• **Description of the task**
In the entries that follow, how many lines hold "Mitchell"? Nothing but the number is expected.

(Records from a data collection)

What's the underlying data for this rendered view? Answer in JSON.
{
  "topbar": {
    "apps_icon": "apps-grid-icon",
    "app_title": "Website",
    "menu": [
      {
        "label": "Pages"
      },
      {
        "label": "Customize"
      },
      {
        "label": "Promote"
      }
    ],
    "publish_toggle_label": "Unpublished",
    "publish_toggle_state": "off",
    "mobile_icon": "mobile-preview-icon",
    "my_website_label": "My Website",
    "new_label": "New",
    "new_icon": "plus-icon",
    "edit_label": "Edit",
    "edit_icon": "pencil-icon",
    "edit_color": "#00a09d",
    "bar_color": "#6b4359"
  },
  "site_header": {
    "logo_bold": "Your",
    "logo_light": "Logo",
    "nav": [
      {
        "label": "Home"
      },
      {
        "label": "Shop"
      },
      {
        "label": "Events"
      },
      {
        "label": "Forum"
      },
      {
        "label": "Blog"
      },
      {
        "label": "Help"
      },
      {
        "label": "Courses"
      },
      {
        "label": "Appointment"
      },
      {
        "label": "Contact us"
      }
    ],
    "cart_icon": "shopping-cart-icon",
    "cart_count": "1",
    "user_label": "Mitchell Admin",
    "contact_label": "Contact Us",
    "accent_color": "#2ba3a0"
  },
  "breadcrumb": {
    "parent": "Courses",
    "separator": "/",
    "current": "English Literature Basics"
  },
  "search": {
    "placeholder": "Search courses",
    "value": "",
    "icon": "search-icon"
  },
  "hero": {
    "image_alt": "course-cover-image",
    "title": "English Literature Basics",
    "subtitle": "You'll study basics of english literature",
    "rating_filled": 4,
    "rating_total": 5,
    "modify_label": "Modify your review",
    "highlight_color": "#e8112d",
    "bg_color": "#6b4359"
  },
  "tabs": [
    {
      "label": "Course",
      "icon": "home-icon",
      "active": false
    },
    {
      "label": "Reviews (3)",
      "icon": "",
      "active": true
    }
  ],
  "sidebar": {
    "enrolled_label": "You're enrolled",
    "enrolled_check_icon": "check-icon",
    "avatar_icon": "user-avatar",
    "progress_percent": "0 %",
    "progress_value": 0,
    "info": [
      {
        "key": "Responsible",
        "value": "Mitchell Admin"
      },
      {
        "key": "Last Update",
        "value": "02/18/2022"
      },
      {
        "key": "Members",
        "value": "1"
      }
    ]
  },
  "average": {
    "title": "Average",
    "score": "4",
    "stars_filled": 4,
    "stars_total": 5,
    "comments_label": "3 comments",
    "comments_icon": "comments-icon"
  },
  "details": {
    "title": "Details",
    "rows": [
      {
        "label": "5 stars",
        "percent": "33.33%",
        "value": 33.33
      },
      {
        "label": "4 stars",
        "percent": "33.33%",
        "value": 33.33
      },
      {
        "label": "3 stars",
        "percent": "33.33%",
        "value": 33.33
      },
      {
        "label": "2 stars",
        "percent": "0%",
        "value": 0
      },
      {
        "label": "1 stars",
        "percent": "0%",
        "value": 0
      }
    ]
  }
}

• **Expected answer**
2